This portrait of Washington super-lobbyist Jack Abramoff, from his early years as a gung-ho member of the GOP political machine to his final reckoning as a disgraced, imprisoned pariah, confirms the adage that truth is indeed stranger than fiction. A tale of international intrigue involving casinos, spies, sweatshops and mob-style killings, this is a story of the way money corrupts our political process. Oscar®-winning filmmaker Alex Gibney illuminates the way politicians' desperate need to get
elected and the millions of dollars it costs may be undermining the basic principles of American democracy. Infuriating, yet undeniably eye-opening and entertaining, CASINO JACK is a saga of greed and corruption with a cynical villain audiences will love to hate.

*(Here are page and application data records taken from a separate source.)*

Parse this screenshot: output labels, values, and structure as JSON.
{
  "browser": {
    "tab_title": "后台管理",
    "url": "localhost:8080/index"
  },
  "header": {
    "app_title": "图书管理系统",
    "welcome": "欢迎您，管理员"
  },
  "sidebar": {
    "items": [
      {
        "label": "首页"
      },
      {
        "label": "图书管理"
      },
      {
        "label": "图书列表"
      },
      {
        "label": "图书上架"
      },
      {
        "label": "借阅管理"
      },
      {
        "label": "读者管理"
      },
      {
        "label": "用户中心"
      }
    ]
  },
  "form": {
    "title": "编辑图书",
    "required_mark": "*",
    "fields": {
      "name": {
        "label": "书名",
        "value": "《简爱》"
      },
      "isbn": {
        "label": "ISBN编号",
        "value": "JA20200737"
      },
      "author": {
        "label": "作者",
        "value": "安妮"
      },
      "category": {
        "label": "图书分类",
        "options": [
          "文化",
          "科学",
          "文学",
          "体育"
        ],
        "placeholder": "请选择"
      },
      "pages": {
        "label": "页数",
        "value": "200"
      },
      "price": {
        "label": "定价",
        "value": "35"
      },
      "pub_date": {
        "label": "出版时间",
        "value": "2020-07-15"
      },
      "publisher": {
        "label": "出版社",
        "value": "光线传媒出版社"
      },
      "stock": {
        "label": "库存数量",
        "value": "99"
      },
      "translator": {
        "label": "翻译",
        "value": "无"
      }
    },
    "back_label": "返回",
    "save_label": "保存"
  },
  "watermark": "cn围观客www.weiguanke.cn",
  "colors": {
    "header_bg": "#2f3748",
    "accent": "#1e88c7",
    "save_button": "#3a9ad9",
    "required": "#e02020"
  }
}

As he proved in Enron: The Smartest Guys in the Room
, Oscar-winning director Alex Gibney knows how to transform creative bookkeeping into compelling drama without dumbing things down. In his follow-up to Gonzo
, a portrait of rabble-rouser Hunter S. Thompson, Gibney takes on disgraced GOP lobbyist Jack Abramoff (Stanley Tucci provides his voice in readings). Gibney begins with the Mob-style murder of a one-time associate before backtracking to Abramoff's days as chairman of the College Republicans, where he rubbed shoulders with Karl Rove and Ralph Reed--and impressed Ronald Reagan. Even as a student, however, there were signs of trouble as he laundered money through charities, a pattern he would repeat throughout the decades, always on the lookout for new loopholes. Gibney proceeds through his dealings with the Contras, an Angolan dictator, Saipan sweatshops, and Indian casinos (the debacle in Angola led him to produce the right-wing shoot-'em-up Red Scorpion
). Along the way, Abramoff ensnared lawmakers and government officials in his web as they traded political favors for campaign financing. As Bob Ney's chief of staff, Neil Volz, puts it, Abramoff "could talk a dog off a meat truck." When his house of cards finally came crashing down, Reed, Ney, Volz, Tom DeLay, and numerous others fell with him (all but Reed appear in the film). As in his other documentaries, Gibney juices the action with music cues that keep things lively, even if some of his choices are a little too on the nose, like Howlin' Wolf's "Back Door Man." --Kathleen C. Fennessy